Phakic intraocular lenses can be offered as the primary surgical option for anyone who has refractive errors within the available treatment range and meets other screening criteria (discussed later). However, most surgeons reserve PIOL use for patients whose refractive limits are near or beyond the FDA-approved limits for laser vision correction, or who are otherwise not good candidates for keratorefractive surgery. Although excimer lasers can be used to treat high degrees of myopia, many surgeons have reduced the upper limits for laser in situ keratomileusis (LASIK) and surface ablation in their refractive practices because of the decreased predictability, high rate of regression, large amount of stromal tissue removed, increased incidence of microstriae, and night-vision problems that can occur with treatment of a patient with high myopia. Similarly, LASIK and surface ablation for correction of hyperopia greater than +4.00 D and astigmatism greater than 4.00 D of cylinder are less accurate than they are for lower corrections. If surgeons become comfortable with the use of PIOLs, they may also choose to implant them for refractive powers significantly lower than the maximal limits for programmable excimer laser treatments. In addition, due to the rapid visual recovery and low complication rate of currently available PIOLs, increasing numbers of surgeons are implanting these lenses bilaterally on the same day, providing a patient experience similar to bilateral same-day LASIK. The Ophthalmic Mutual Insurance Company (OMIC) has evaluated this practice.
PIOLs are available in powers between –3.00 D and –20.00 D in the United States (see Table 8-1). Outside the United States, PIOLs are available for correcting hyperopia up to +10.00 D. PIOLs may be considered off-label treatment for eyes with irregular topographies from forme fruste or frank keratoconus.
Ophthalmic Mutual Insurance Company (OMIC). Am I covered for performing bilateral same-day RLE or bilateral same-day phakic implant procedures? OMIC website. Updated June 5, 2014. Available at https://goo.gl/bb9IcI. Accessed November 6, 2016.
Phakic intraocular lenses have specific contraindications. These include preexisting intraocular disease such as a compromised corneal endothelium, iritis, significant iris abnormality, rubeosis iridis, cataract, or glaucoma. The anterior chamber diameter, anterior chamber depth, and pupil size must be appropriate for the specific PIOL being considered.
A thorough preoperative evaluation is necessary, as detailed in Chapter 2. PIOLs are not approved in the United States for patients younger than 21 years.
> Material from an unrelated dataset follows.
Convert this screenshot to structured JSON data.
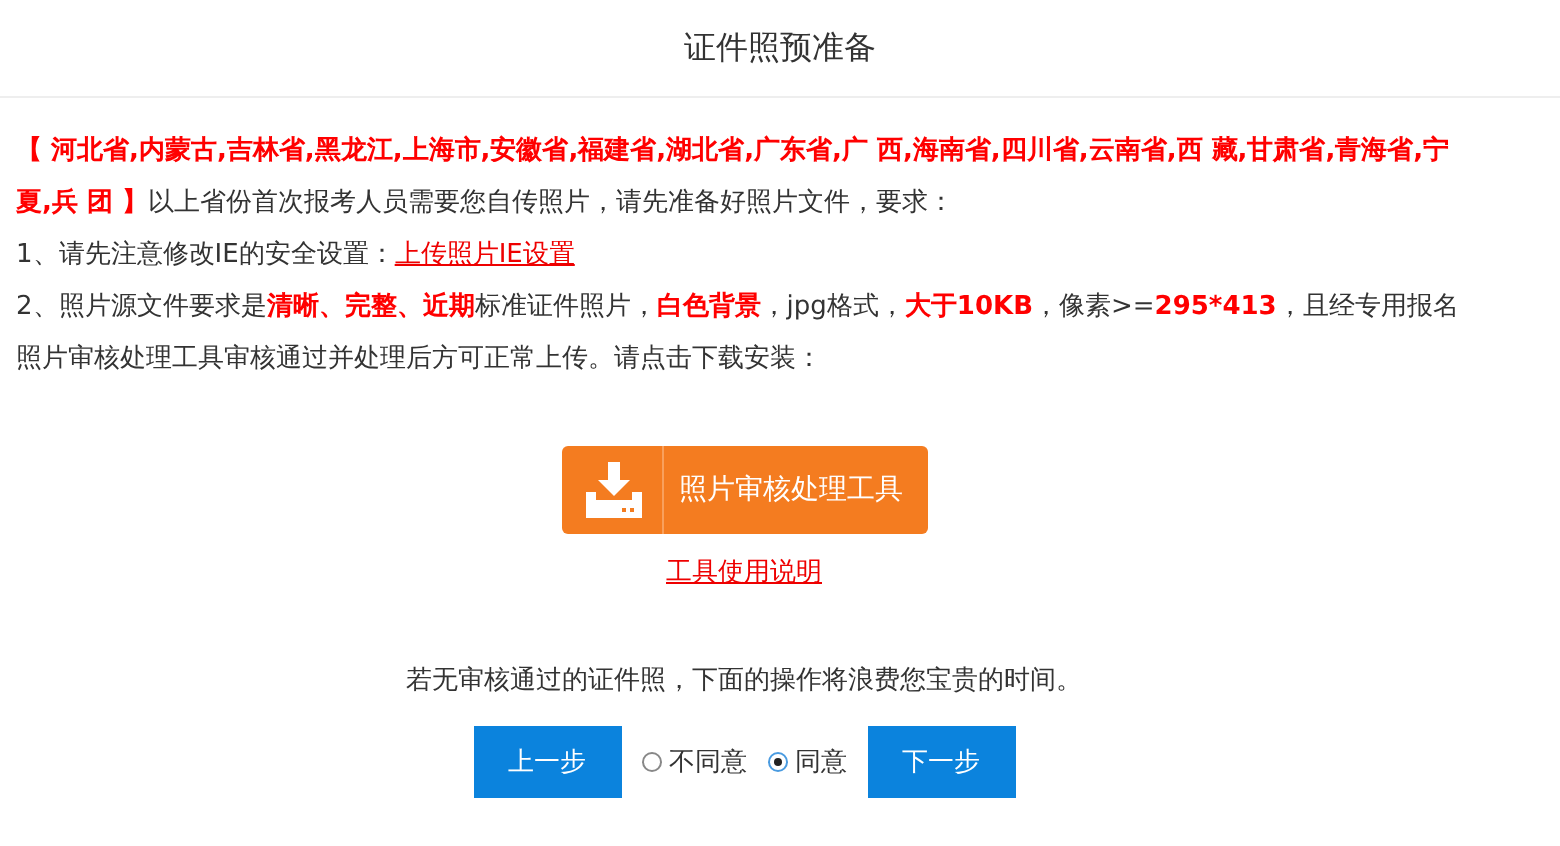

As with any refractive procedure, an informed consent specifically for this procedure should be obtained before surgery. The patient should be informed of the potential short-term and long-term risks of the procedure and of available alternatives; he or she should also be counseled about the importance of long-term follow-up because of the potential for endothelial cell loss over time. The surgeon must also ensure that the patient has realistic expectations about the visual outcomes of the procedure.
Specular microscopy or confocal microscopy should be performed to evaluate endothelial cell count and morphology. Anterior chamber depth must also be assessed because adequate depth is required for safe implantation of a PIOL. If the anterior chamber depth is less than 3.2 mm, the risk of endothelial and iris or angle trauma from placement of an anterior chamber, iris-fixated, or posterior chamber PIOL is increased. Anterior chamber depth can be measured by ultrasound biomicroscopy, anterior segment optical coherence tomography (OCT), partial coherence interferometry, slit-beam topography, or Scheimpflug imaging. In the United States, PIOL implantation is contraindicated in individuals who do not meet the minimum endothelial cell count specified for each PIOL and who do not have a minimum anterior chamber depth of 3.2 mm. Methods for IOL power selection are specific to each PIOL and manufacturer, and some manufacturers provide software for use in IOL power calculation.
Excerpted from BCSC 2020-2021 series: Section 13 - Refractive Surgery. For more information and to purchase the entire series, please visit https://www.aao.org/bcsc.